Are you focused on what you are actually selling?
“Here to help people in pursuit of their dreams, goals and opportunities”.
We heard this tagline on an advert last week. What company or service do you think it was referring to? A leading university, a new self improvement programme, perhaps a big medical breakthrough? No, it was referring to the “Fly Delta” app for Delta Airlines.
Are people going to use the app thinking this will help me “pursue my dreams, goals and opportunities” or will they use it because it is an easy way of booking flights and tracking flight schedules? We suspect the latter. So why not tell them why the app is really good?
This reminded me of a meeting I attended with the marketing team of a Laundry brand. Before the meeting started they wanted to show the new TV ad for the brand. So, they played it. It was a nice film – I wouldn’t call it an advert – about a child and the ambition they had for their life. As we got to the end of the film, I looked across at the marketing director. She was crying.

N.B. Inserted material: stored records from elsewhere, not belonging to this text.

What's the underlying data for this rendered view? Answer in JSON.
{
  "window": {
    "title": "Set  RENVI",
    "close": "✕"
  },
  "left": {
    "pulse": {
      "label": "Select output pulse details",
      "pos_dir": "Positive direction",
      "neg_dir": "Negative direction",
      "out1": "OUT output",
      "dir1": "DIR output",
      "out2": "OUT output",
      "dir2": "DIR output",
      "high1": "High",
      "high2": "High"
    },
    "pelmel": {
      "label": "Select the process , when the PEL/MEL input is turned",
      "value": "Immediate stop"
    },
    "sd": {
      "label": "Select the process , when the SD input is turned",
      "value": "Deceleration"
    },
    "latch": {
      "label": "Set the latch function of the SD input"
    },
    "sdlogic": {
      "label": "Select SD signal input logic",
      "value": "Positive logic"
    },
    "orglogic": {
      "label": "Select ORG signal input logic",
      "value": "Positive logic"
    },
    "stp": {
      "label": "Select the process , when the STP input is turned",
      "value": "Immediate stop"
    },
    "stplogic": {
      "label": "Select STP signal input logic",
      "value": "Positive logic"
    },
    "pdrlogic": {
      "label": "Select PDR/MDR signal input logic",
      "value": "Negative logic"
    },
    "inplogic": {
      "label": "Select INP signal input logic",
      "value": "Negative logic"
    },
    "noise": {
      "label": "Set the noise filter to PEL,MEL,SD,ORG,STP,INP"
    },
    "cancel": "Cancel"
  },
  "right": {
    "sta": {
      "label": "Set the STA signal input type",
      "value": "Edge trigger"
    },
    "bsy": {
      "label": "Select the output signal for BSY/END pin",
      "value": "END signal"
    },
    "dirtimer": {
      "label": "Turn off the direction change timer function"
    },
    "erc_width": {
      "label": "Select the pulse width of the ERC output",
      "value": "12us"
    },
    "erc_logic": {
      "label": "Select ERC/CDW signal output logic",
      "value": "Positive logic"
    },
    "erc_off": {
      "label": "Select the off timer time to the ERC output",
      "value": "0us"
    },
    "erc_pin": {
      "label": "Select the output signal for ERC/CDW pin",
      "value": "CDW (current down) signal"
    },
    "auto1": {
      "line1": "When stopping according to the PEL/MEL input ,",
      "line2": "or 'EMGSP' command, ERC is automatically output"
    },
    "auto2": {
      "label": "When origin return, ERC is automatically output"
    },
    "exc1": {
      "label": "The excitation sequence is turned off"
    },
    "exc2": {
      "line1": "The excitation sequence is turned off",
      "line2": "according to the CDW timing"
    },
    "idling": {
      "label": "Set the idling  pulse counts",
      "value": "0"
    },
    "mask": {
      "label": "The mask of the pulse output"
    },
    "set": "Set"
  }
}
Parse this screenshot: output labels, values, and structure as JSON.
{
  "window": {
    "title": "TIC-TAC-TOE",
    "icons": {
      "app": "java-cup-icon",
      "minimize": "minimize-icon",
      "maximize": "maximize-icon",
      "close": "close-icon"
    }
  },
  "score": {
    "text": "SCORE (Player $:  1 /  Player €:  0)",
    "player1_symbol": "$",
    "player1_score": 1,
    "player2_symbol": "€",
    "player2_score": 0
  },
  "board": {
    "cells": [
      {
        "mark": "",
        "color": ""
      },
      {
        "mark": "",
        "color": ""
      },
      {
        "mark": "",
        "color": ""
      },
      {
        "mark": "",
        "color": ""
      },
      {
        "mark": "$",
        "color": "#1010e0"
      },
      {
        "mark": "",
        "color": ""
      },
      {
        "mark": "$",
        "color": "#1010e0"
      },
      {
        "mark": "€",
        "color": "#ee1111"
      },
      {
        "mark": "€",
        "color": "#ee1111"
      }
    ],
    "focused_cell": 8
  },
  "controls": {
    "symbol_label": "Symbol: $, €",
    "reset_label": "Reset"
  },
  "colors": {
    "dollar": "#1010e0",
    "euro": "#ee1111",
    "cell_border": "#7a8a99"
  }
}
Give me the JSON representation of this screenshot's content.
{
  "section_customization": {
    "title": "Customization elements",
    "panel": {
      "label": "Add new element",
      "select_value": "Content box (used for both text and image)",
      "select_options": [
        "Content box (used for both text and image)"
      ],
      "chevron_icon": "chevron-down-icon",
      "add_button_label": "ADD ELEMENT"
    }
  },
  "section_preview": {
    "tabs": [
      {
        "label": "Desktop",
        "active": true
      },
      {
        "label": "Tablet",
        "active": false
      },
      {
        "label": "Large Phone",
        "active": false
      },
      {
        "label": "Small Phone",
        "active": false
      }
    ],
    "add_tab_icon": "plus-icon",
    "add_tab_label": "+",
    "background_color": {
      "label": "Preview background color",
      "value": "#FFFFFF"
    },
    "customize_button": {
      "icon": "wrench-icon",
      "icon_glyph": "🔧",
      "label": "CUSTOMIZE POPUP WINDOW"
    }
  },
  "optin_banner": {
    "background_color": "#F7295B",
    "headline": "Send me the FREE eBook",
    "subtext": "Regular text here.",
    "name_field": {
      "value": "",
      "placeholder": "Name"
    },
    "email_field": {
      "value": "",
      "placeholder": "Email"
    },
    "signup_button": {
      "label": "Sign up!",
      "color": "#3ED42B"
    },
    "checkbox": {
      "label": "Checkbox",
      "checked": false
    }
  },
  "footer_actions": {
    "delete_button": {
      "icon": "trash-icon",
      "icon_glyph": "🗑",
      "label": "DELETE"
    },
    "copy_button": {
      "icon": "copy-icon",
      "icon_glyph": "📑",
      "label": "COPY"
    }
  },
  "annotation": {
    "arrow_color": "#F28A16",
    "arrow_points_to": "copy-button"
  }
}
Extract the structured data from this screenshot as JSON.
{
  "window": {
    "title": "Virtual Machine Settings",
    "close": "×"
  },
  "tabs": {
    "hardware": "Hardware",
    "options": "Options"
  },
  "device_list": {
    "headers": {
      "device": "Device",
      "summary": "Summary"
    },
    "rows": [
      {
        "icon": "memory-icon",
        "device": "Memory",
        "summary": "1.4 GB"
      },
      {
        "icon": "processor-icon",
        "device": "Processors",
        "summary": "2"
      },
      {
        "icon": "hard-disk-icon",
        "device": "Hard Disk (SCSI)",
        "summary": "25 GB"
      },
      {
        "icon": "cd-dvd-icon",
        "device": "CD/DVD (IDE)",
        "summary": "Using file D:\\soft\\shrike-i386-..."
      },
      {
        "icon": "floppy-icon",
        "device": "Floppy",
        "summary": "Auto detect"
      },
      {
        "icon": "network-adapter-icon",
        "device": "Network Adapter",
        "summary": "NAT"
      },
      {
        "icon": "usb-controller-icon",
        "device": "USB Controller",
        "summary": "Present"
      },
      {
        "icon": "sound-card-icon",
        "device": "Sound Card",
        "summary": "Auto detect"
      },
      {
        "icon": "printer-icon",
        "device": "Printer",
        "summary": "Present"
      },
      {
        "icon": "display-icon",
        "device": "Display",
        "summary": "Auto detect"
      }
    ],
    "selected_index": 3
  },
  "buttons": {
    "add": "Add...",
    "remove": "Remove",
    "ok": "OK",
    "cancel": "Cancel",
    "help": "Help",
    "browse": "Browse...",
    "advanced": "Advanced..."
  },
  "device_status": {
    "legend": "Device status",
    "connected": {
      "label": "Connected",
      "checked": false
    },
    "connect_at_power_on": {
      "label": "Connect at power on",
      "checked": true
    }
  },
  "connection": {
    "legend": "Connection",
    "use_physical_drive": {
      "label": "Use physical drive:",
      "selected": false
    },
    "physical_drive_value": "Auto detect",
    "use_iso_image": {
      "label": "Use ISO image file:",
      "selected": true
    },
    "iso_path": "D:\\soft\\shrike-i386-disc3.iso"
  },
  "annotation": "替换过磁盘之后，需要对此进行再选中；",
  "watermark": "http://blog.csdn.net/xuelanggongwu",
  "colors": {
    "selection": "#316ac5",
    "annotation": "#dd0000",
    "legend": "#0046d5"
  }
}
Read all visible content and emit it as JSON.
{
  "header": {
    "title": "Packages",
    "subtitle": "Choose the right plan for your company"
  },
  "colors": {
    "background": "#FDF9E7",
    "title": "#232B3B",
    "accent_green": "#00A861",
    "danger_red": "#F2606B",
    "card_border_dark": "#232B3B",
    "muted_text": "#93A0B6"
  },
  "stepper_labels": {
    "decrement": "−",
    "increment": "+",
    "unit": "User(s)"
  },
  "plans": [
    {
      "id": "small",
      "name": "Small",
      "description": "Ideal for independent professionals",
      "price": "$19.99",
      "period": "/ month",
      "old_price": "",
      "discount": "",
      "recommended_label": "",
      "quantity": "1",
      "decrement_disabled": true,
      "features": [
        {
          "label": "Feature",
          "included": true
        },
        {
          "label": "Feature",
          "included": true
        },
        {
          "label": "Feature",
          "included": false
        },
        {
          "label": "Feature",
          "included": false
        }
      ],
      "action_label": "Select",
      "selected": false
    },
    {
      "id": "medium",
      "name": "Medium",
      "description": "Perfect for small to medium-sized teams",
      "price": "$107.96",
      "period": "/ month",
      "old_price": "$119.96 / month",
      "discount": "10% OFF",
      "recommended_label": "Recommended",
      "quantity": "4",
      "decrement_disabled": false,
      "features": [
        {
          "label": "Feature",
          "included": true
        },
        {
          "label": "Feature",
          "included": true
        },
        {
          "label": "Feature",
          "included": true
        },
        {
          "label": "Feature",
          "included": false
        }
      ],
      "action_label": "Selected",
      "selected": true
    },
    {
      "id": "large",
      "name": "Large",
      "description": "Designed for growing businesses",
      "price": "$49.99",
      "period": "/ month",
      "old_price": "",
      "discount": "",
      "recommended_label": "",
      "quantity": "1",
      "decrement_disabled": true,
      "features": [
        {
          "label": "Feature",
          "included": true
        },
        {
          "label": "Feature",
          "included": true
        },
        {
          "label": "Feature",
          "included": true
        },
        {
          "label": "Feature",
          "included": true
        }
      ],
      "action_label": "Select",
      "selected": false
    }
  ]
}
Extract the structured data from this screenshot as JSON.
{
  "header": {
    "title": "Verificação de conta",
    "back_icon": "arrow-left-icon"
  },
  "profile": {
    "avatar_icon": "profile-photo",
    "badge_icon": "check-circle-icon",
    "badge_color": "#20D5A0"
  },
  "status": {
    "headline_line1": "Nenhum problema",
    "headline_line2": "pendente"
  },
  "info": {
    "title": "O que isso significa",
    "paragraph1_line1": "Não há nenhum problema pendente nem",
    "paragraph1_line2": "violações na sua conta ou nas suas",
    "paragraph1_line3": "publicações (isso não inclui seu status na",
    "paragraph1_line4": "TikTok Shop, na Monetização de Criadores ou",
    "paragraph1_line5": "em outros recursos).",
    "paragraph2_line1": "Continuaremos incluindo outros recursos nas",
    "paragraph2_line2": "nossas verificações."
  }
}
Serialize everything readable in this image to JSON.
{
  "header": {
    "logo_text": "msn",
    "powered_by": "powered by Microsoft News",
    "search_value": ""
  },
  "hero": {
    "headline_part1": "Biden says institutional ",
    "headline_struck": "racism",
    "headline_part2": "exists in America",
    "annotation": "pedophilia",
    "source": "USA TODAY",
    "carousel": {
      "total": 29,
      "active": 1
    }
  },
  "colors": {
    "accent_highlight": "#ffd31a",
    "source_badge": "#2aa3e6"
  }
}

Now, I’m pretty sure that she was crying because of the emotion of the film. Not because she had just realised that nobody who saw the film would ever remember that it was advertising a laundry brand. When asked for my reaction I managed a “wonderful, really moving…” and left out the “but not moving any product” that I wanted to say.
Why are we talking about this? Well, the FMCG industry makes really important products – things that are pretty central to our lives. If you run out of milk, toothpaste, ketchup or toilet roll, you will want to replace them pretty quickly.
Marketers often want to inject these products with much greater meaning. They try to go down a couple of levels and give shoppers a much deeper reason for using a category or buying a particular brand. But do shoppers want the deodorant they buy to help them fulfil their ambitions in life or to stop them from sweating? Do, they want a wine that is “firm, well rounded, with herbaceous, earthy and charcoal notes” or one that is great with steak?
We are not saying that there is no place for emotion, depth and meaning. What we are saying is don’t get so carried away with what you could be selling that you forget what you are actually selling.
So, how do you keep focused on what you are actually selling?
Think about who is actually buying your product. It sounds an obvious thing to say – of course you think about who is buying your product. But is that always the case? Do you always pay enough attention to who is actually buying the product?
There are two things we often see. First, is the tendency to design and create for people like ourselves. The average project team usually has a very different profile from the end buyer. It is easy for conversations to be (sub consciously) influenced by what the people in the room would like the concept to be. Second, is the tendency to think about who we would most like the end buyer to be rather than who it really should be. The number of products targeting millennials is a classic case at the moment.
Talk to people who are less close to the category e.g. friends and family. Or people who have less of a vested interest in the project. They can keep you focused on the true target and what is most important.
Think about the environment in which the product is seen and chosen. We talk about this a lot. Your category could be one of 30-40 the shopper is buying on that trip. Your product could be one of a hundred they could choose from in the category. There might be 3 or 4 brands on promotion.
You can’t rely on a shopper walking down an aisle, or scrolling down a webpage, with your TV or social media ad front of mind, thinking “I can’t wait to buy product X”. It rarely happens. The buying environment is where products win or lose. It is about standing out and being seen before the competition. Then the (right) messaging can kick in.
Think about what shoppers most need to know. There are essentially 3 things a shopper needs to know. What the product is. What the product does. Why the product is good. This needs to drive the hierarchy of information you present to the shopper. Once you’ve told them what they need to know, you can then think about whether you tell them how it might make them feel.
One of our favourites at the moment is the amount of brands that are saying something along the lines of “great days start with (insert brand name)”. Then leave the shopper guessing why their day will be so great if they have that product. Assuming, they know what the product is in the first place, of course.
Your starting point shouldn’t be what would we most like to tell shoppers. It should be, what do shoppers most need to know?
Remember what you’re selling. If you don’t, how can you expect shoppers to?
Feel free to forward. Have a great weekend and speak to you next week.